At some point in our lives approximately 70% of us will experience an episode of vertigo. It can range from mild dizziness to vomiting and can impact on our daily lives quite significantly.
What is Vertigo?
Vertigo is a very common disorder of the inner ear and is medically referred to as benign paroxysmal positional vertigo or BPPV. As the name implies, it is not life threatening. It can come on very suddenly and is associated with movement of the head. It impacts our lives because the inner ear contributes to maintaining our balance. Any disruption to this can lead to dizziness, nausea and, potentially, falls. It is thought that little crystals of calcium carbonate (chalk) become loose in the inner ear and as we move our head into a particular position they bounce off the inside of the inner ear and make us feel dizzy.
What causes BPPV?
There are a number of ways these crystals can become a problem:
- Ear infections
- Head or Ear injuries
- Meniere’s Disease Vestibular Neuritis
- Minor strokes
What are the symptoms of BPPV?
- The most common symptoms are:
- Sudden onset of extreme dizziness (vertigo)
- Uncontrolled flicking of the eyes (nystagmus)
- Certain head movements can trigger the attacks
How do you treat BPPV?

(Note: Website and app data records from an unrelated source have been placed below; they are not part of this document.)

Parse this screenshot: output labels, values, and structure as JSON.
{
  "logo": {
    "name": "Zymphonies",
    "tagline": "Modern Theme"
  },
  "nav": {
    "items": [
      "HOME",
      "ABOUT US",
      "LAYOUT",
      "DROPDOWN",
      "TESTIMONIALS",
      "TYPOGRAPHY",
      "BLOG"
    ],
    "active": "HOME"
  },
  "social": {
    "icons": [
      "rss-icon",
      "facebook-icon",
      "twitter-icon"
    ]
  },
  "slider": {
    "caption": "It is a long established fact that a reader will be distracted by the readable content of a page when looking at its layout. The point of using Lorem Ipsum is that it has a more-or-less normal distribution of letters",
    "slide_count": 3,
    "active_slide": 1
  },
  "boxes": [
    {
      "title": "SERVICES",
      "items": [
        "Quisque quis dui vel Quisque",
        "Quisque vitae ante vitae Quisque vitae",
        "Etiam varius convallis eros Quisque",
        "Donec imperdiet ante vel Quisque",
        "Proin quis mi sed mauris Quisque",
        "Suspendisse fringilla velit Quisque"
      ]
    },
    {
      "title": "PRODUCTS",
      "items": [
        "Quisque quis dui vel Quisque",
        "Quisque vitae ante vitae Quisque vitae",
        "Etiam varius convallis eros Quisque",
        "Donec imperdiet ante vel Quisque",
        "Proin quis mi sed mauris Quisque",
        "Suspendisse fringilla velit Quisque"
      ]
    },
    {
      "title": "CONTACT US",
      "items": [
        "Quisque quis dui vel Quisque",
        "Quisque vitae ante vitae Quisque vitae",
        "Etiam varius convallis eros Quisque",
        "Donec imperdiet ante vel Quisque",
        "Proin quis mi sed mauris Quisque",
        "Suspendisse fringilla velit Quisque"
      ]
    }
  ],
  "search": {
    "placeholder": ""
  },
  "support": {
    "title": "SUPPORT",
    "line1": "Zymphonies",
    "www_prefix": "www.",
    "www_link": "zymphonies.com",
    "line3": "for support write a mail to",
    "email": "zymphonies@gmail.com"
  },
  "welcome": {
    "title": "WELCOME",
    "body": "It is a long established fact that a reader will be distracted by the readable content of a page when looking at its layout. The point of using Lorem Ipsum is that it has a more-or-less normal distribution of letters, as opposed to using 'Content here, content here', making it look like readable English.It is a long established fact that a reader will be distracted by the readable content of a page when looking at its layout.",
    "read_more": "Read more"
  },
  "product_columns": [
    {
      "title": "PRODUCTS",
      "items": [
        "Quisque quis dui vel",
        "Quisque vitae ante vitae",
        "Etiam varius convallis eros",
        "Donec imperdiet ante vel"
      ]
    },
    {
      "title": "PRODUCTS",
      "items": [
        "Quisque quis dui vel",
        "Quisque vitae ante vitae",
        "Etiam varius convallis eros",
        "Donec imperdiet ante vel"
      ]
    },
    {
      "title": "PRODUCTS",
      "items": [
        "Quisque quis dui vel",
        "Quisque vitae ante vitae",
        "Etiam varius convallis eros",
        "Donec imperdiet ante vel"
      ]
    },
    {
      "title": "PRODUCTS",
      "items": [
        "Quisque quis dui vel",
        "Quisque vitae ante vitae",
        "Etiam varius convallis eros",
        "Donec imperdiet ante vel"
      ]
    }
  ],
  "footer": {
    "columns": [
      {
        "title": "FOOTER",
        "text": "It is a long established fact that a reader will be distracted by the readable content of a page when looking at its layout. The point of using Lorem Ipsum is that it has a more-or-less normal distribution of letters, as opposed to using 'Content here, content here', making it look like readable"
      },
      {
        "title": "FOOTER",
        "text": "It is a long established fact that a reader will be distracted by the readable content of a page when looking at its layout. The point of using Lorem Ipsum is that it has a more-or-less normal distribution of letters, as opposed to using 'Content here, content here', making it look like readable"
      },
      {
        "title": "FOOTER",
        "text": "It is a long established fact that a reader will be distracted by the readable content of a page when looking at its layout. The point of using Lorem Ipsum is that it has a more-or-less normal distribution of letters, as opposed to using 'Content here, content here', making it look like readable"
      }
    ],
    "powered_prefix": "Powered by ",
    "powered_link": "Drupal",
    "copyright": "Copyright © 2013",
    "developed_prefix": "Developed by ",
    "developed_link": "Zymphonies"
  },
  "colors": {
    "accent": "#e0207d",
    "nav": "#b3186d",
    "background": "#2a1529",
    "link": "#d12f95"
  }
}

Treatment can be remarkably straight forward and very effective day one. An assessment of your medical history can reveal other contributing factors to your dizziness such as neck involvement or low blood pressure which may need to be addressed first. A physiotherapist can treat you with special manoeuvres that dislodge the crystals and resolve the BPPV. These manoeuvres are effective 80% of the time on first application, but sometimes a second or occasionally a third visit is required. Your physio will also advise you on ways to manage BPPV and reduce the possibility of further attacks.